*EXERCISE OBJECTIVE*.
From the first line to the last, reproduce the records below exactly, omitting any picture.

*DATA SHOWN*.

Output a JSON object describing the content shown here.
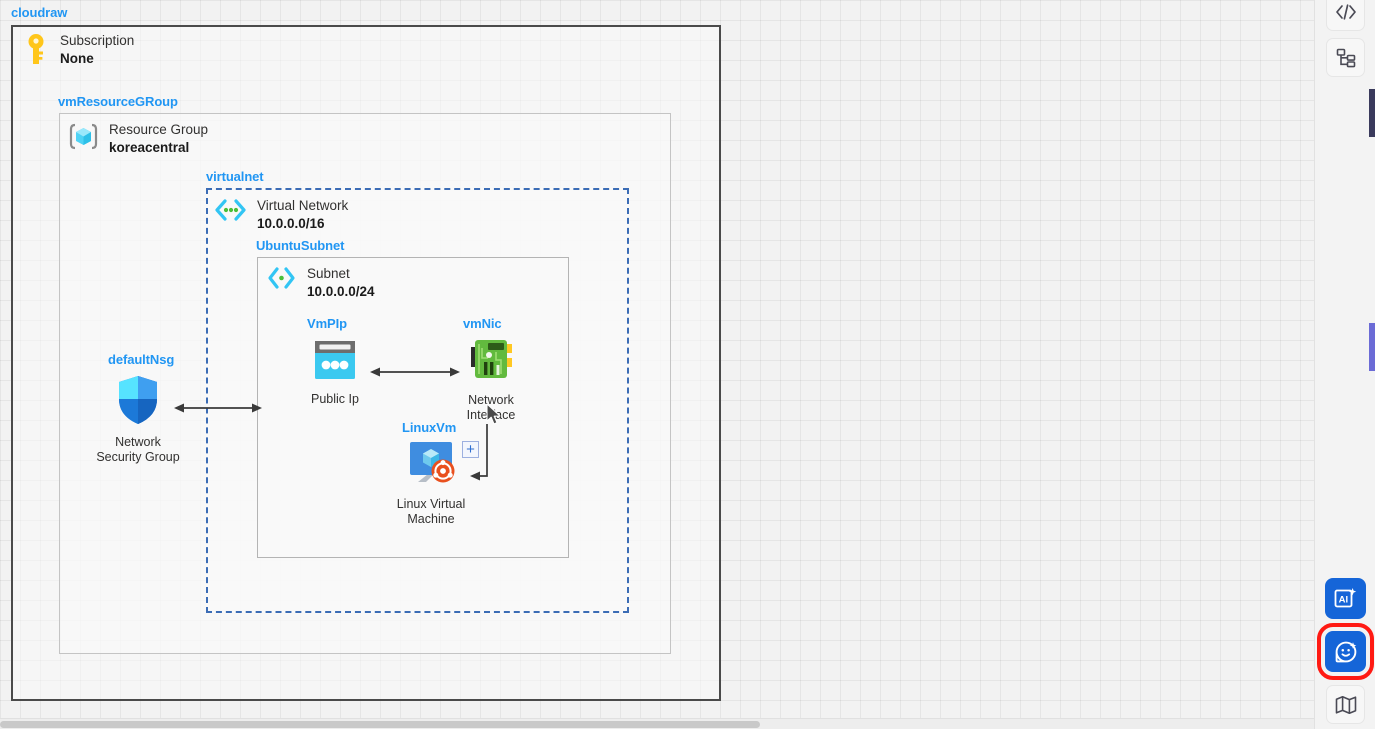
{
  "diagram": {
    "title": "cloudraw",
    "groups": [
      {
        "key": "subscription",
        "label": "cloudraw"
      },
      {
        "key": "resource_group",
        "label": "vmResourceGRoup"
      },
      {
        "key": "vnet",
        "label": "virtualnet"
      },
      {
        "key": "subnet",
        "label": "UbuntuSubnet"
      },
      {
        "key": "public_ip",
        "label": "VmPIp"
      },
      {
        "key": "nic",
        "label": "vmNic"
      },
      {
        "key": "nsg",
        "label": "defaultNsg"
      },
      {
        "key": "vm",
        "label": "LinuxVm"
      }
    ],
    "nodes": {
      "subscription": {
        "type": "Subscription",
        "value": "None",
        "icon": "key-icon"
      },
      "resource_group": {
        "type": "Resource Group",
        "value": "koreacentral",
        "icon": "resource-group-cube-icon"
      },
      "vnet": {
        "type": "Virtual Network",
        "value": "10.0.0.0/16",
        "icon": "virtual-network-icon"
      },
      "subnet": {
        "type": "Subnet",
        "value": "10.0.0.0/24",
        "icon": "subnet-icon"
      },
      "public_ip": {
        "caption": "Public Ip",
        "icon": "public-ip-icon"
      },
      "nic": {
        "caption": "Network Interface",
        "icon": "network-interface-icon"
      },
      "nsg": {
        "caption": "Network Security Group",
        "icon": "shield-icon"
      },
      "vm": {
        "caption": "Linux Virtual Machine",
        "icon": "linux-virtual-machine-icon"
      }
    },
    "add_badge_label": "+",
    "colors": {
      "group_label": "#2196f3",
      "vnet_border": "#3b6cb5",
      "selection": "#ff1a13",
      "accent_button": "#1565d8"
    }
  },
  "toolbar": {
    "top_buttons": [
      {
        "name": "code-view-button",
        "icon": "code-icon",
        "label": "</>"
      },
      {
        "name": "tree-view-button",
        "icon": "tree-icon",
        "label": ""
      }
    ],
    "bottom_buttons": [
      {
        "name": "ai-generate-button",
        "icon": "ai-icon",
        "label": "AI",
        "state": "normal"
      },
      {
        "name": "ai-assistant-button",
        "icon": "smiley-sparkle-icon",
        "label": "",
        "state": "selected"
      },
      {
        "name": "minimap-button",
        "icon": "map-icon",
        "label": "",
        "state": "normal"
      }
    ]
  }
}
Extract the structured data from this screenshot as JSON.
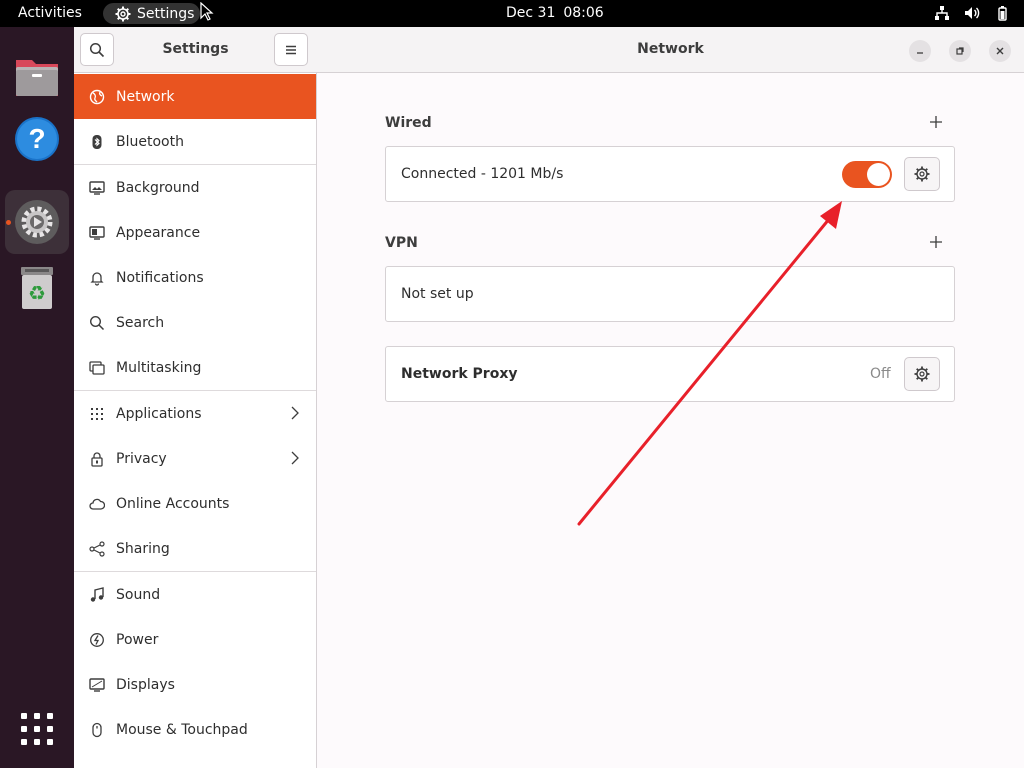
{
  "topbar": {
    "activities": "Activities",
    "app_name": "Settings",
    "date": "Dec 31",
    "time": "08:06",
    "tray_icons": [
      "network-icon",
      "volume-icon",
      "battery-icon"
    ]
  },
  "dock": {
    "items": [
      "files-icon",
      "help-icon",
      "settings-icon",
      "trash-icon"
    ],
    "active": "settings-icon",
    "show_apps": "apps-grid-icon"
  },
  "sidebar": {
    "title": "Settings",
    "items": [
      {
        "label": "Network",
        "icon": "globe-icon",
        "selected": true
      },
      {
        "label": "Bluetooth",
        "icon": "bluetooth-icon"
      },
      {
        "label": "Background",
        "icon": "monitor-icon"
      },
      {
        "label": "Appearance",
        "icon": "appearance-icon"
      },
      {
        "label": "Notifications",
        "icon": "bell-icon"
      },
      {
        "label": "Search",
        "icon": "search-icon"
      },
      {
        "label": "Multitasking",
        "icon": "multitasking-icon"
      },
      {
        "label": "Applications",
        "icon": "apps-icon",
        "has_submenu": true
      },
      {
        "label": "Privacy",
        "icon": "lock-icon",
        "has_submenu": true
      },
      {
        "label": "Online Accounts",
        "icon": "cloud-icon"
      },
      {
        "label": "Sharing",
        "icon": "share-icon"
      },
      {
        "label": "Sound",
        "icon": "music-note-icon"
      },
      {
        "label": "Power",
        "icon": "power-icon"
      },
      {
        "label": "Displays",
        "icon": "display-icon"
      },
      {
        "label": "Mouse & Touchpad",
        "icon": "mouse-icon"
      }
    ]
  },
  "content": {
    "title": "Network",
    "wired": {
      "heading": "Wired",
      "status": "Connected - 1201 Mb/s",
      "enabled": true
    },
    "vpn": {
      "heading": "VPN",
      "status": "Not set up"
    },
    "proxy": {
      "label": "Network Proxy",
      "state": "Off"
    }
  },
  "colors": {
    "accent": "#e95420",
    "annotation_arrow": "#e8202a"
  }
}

*RESULT OF THIS TASK*.
Output a JSON object describing the content shown here.
{
  "diagram": {
    "title": "cloudraw",
    "groups": [
      {
        "key": "subscription",
        "label": "cloudraw"
      },
      {
        "key": "resource_group",
        "label": "vmResourceGRoup"
      },
      {
        "key": "vnet",
        "label": "virtualnet"
      },
      {
        "key": "subnet",
        "label": "UbuntuSubnet"
      },
      {
        "key": "public_ip",
        "label": "VmPIp"
      },
      {
        "key": "nic",
        "label": "vmNic"
      },
      {
        "key": "nsg",
        "label": "defaultNsg"
      },
      {
        "key": "vm",
        "label": "LinuxVm"
      }
    ],
    "nodes": {
      "subscription": {
        "type": "Subscription",
        "value": "None",
        "icon": "key-icon"
      },
      "resource_group": {
        "type": "Resource Group",
        "value": "koreacentral",
        "icon": "resource-group-cube-icon"
      },
      "vnet": {
        "type": "Virtual Network",
        "value": "10.0.0.0/16",
        "icon": "virtual-network-icon"
      },
      "subnet": {
        "type": "Subnet",
        "value": "10.0.0.0/24",
        "icon": "subnet-icon"
      },
      "public_ip": {
        "caption": "Public Ip",
        "icon": "public-ip-icon"
      },
      "nic": {
        "caption": "Network Interface",
        "icon": "network-interface-icon"
      },
      "nsg": {
        "caption": "Network Security Group",
        "icon": "shield-icon"
      },
      "vm": {
        "caption": "Linux Virtual Machine",
        "icon": "linux-virtual-machine-icon"
      }
    },
    "add_badge_label": "+",
    "colors": {
      "group_label": "#2196f3",
      "vnet_border": "#3b6cb5",
      "selection": "#ff1a13",
      "accent_button": "#1565d8"
    }
  },
  "toolbar": {
    "top_buttons": [
      {
        "name": "code-view-button",
        "icon": "code-icon",
        "label": "</>"
      },
      {
        "name": "tree-view-button",
        "icon": "tree-icon",
        "label": ""
      }
    ],
    "bottom_buttons": [
      {
        "name": "ai-generate-button",
        "icon": "ai-icon",
        "label": "AI",
        "state": "normal"
      },
      {
        "name": "ai-assistant-button",
        "icon": "smiley-sparkle-icon",
        "label": "",
        "state": "selected"
      },
      {
        "name": "minimap-button",
        "icon": "map-icon",
        "label": "",
        "state": "normal"
      }
    ]
  }
}
Extract the structured data from this screenshot as JSON.
{
  "topbar": {
    "activities": "Activities",
    "app_name": "Settings",
    "date": "Dec 31",
    "time": "08:06",
    "tray_icons": [
      "network-icon",
      "volume-icon",
      "battery-icon"
    ]
  },
  "dock": {
    "items": [
      "files-icon",
      "help-icon",
      "settings-icon",
      "trash-icon"
    ],
    "active": "settings-icon",
    "show_apps": "apps-grid-icon"
  },
  "sidebar": {
    "title": "Settings",
    "items": [
      {
        "label": "Network",
        "icon": "globe-icon",
        "selected": true
      },
      {
        "label": "Bluetooth",
        "icon": "bluetooth-icon"
      },
      {
        "label": "Background",
        "icon": "monitor-icon"
      },
      {
        "label": "Appearance",
        "icon": "appearance-icon"
      },
      {
        "label": "Notifications",
        "icon": "bell-icon"
      },
      {
        "label": "Search",
        "icon": "search-icon"
      },
      {
        "label": "Multitasking",
        "icon": "multitasking-icon"
      },
      {
        "label": "Applications",
        "icon": "apps-icon",
        "has_submenu": true
      },
      {
        "label": "Privacy",
        "icon": "lock-icon",
        "has_submenu": true
      },
      {
        "label": "Online Accounts",
        "icon": "cloud-icon"
      },
      {
        "label": "Sharing",
        "icon": "share-icon"
      },
      {
        "label": "Sound",
        "icon": "music-note-icon"
      },
      {
        "label": "Power",
        "icon": "power-icon"
      },
      {
        "label": "Displays",
        "icon": "display-icon"
      },
      {
        "label": "Mouse & Touchpad",
        "icon": "mouse-icon"
      }
    ]
  },
  "content": {
    "title": "Network",
    "wired": {
      "heading": "Wired",
      "status": "Connected - 1201 Mb/s",
      "enabled": true
    },
    "vpn": {
      "heading": "VPN",
      "status": "Not set up"
    },
    "proxy": {
      "label": "Network Proxy",
      "state": "Off"
    }
  },
  "colors": {
    "accent": "#e95420",
    "annotation_arrow": "#e8202a"
  }
}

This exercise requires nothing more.